  5. …And Shift Everyone’s Focus Towards Long-Term Supply-Side Impacts. Outside of a few straggler sectors, supply chains have largely healed from pandemic-era disruptions. Anecdata are beginning to roll in about suppliers or even retailers cutting prices, citing easing in their supply chains. However, this calming of the crisis in some ways raises the question of supply-side growth for monetary policy: if inflation is falling, and growth is steady, why does monetary policy need to be tight?

Our Read

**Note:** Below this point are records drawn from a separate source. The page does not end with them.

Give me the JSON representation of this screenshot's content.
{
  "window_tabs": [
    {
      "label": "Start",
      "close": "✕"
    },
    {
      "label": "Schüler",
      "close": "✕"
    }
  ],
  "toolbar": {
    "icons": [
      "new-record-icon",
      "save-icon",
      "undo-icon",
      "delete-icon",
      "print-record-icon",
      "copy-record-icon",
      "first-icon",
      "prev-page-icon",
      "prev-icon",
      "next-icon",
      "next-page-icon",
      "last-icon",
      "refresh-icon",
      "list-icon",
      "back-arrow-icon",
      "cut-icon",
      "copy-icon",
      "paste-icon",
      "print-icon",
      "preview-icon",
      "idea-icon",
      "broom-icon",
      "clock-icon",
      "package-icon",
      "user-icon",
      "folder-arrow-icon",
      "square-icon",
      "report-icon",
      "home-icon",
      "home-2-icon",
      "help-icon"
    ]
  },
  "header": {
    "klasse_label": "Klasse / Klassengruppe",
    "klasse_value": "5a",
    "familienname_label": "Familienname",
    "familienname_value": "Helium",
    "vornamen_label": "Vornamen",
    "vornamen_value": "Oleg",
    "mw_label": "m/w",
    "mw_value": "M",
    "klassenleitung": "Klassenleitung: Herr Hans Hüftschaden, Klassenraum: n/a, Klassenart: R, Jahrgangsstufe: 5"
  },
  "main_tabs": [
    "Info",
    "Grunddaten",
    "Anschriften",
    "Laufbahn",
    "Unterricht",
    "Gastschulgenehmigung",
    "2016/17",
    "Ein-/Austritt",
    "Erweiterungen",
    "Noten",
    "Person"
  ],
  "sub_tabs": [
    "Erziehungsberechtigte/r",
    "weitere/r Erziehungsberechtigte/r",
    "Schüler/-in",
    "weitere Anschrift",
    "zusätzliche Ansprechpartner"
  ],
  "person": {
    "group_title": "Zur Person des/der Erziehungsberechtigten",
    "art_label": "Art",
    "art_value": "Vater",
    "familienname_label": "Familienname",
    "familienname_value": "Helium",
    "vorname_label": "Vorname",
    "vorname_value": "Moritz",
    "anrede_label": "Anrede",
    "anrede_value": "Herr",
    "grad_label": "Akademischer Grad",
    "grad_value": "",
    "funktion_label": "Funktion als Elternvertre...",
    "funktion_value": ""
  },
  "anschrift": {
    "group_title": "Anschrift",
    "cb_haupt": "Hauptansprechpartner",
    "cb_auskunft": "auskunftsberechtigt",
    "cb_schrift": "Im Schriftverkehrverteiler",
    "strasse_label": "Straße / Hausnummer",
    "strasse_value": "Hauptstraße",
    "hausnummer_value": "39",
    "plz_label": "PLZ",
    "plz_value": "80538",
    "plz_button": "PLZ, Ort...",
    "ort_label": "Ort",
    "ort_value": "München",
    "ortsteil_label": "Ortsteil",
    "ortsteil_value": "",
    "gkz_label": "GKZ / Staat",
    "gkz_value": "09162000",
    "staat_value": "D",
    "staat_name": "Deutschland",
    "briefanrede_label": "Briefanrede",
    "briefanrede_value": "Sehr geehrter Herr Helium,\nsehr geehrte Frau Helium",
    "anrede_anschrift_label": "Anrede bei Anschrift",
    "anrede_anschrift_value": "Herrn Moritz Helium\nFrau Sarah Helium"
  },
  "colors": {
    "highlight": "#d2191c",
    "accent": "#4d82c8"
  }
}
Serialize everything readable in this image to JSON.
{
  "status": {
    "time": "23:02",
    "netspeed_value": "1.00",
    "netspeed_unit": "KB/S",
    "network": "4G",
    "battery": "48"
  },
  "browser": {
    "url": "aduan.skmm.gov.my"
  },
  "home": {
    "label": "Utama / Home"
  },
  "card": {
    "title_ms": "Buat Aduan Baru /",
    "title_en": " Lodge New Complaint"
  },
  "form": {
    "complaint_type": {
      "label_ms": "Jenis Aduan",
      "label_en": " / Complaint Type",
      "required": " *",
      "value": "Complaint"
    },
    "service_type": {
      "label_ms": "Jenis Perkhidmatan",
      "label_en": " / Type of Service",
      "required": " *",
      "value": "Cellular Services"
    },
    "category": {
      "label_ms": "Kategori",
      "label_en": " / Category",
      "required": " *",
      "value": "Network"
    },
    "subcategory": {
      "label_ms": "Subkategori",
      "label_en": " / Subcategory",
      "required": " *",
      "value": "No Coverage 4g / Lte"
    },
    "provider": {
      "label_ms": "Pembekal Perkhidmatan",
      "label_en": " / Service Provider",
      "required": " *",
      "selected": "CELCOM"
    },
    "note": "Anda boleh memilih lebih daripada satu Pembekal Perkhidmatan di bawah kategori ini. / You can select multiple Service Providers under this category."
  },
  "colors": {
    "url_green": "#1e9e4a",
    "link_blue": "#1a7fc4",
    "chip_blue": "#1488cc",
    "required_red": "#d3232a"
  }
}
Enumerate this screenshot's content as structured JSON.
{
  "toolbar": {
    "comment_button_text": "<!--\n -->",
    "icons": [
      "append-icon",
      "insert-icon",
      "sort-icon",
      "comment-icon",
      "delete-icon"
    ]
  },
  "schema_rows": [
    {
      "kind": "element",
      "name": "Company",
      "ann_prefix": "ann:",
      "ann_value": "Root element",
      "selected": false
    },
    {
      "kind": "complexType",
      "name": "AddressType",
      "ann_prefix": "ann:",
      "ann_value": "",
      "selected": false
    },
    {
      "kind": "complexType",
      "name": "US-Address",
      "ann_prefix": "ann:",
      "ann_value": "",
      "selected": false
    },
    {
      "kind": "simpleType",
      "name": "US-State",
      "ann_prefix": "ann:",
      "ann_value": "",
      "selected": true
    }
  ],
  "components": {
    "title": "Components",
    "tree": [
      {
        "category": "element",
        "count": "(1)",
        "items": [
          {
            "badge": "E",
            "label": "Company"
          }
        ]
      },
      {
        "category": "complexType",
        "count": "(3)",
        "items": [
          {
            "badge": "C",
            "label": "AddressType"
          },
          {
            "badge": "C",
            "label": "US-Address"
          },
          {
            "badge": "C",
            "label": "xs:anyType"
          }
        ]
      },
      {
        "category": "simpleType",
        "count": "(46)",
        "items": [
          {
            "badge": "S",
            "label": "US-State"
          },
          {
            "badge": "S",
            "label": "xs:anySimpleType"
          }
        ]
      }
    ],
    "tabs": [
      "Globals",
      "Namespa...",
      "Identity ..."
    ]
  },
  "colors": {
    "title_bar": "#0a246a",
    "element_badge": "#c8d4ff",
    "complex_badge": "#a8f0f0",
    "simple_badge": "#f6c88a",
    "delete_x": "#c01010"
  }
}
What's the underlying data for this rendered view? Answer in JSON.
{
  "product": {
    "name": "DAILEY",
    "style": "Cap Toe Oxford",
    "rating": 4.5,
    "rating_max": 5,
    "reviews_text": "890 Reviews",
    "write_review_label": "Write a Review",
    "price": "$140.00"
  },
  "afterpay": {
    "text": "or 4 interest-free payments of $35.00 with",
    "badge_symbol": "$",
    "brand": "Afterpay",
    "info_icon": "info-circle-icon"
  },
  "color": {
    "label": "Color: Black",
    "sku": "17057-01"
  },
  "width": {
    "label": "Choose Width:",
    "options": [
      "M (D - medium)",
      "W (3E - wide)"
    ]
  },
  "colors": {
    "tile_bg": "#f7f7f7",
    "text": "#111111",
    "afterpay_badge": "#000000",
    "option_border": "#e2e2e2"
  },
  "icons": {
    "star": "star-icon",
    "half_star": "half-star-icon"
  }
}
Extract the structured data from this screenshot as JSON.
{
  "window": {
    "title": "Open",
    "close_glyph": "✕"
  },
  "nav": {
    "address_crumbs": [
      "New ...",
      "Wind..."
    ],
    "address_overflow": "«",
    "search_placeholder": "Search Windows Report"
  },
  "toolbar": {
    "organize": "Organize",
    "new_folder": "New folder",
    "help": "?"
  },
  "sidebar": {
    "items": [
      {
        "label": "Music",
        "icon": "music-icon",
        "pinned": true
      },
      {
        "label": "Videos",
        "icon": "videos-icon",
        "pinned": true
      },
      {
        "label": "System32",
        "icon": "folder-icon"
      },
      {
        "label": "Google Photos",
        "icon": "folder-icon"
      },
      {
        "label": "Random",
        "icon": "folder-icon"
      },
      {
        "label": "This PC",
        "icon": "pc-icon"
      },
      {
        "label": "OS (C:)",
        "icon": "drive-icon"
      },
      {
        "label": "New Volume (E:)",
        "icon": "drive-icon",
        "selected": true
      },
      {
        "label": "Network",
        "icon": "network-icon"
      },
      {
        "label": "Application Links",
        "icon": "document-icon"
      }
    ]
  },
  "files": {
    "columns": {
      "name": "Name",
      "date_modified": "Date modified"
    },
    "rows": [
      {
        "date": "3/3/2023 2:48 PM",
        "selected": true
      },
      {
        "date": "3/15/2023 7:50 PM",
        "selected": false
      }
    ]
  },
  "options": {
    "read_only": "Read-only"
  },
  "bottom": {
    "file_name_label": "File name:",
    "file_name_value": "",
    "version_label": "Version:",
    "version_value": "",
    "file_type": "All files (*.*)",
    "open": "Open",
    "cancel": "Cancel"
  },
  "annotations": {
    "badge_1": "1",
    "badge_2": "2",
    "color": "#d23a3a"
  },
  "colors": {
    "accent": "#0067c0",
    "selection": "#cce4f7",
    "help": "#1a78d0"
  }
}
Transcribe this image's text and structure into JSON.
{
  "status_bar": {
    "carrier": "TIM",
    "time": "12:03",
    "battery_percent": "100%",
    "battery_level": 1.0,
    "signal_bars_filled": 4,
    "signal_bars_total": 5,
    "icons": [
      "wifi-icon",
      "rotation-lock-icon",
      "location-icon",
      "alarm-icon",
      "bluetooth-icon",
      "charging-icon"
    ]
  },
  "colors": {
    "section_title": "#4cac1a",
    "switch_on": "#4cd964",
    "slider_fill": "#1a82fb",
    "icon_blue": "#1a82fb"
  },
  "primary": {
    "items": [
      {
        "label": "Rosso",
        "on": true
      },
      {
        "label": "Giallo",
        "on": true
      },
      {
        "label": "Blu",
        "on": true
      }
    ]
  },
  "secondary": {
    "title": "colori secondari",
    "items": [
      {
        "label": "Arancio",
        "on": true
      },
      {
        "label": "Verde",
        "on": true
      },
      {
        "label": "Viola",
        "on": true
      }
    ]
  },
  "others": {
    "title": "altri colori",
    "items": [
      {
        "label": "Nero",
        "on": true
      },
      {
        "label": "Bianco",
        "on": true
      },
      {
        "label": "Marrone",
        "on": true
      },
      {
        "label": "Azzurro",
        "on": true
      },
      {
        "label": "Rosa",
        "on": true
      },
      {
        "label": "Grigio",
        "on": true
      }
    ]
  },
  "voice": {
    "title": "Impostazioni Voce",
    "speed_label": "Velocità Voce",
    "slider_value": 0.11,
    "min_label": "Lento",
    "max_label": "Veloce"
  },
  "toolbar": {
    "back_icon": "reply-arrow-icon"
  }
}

  1. The Last Mile Might Not Be The Hardest. Hawks like Mester and Logan worry about prematurely signaling to markets that the Fed believes its job is finished, and would prefer, if not a rate hike, then that the situation be interpreted as a “skip” rather than a “pause”. Citing the difficult last mile of inflation, they clearly consider victory over inflation closer but not yet assured. But is the last mile of inflation really the hardest? Debate has broken out on this question recently, and it will be interesting to see how it concludes. But Core PCE is already running at a low-2% 3-month annualized rate and this is with still elevated rent inflation (that is poised to decelerate further). We wouldn't be spiking the football, but core PCE outcomes reflect a steady march to 2% outcomes later next calendar year.
  2. Shift Towards Growth Implies Different Targeted Policy Channels. As we have argued, the principal channel that runs from the monetary policy set by the Fed to instantaneous inflation rates likely requires passage through the labor market. But as the Fed’s focus shifts from inflation to growth, the relevant policy channels expand to include the goal of slowing investment in new productive capacity in order to “tame” the longer-run growth outlook. This approach, however, could in fact exacerbate certain capital-intensive supply challenges, as recent research shows more clearly.
  3. Relative Doves and Hawks Shift Under Growth Framework. For the past few meetings, Committee member Bostic has been a relative dove, with a long-stated preference to simply get rates above 5%. This aligned him with other doves like Goolsbee, who has been a consistent voice for ending the hiking cycle as well. The difference is, Goolsbee has paired his dovishness on terminal rates with dovishness on the longer-term path of overnight rates while Bostic has reiterated his belief in the need for a “higher for longer” strategy with an emphasis on the longer. Meanwhile hawks like Chris Waller have put inflation outcomes front and center in the setting of monetary policy. Should inflation reverse without growth noticeably slowing, we could see roles reverse, with some current hawks turning into doves in 2024, and vice versa.
  4. Gross Labor Income Growth Looks Fine For Now But Slowing Job Growth Warrants Monitoring: In our own ideal framework, we would prioritize a solid growth rate for gross labor income growth. While it does appear to be structurally slowing in our view, it is also not running below the "floor threshold" that should automatically trigger policy easing. Should job growth show further signs of deceleration, especially alongside slowing wage growth, our own framework would motivate a more dovish policy posture. For the time being, the Fed has initiated a lot of tightening and inflation is starting to show more encouraging signs of reaching the Fed's goals. It would be most prudent for the Fed to wait and watch how the current dynamics fully unfold.

Our latest nowcasts for PCE as of August (updated through the Import Price data)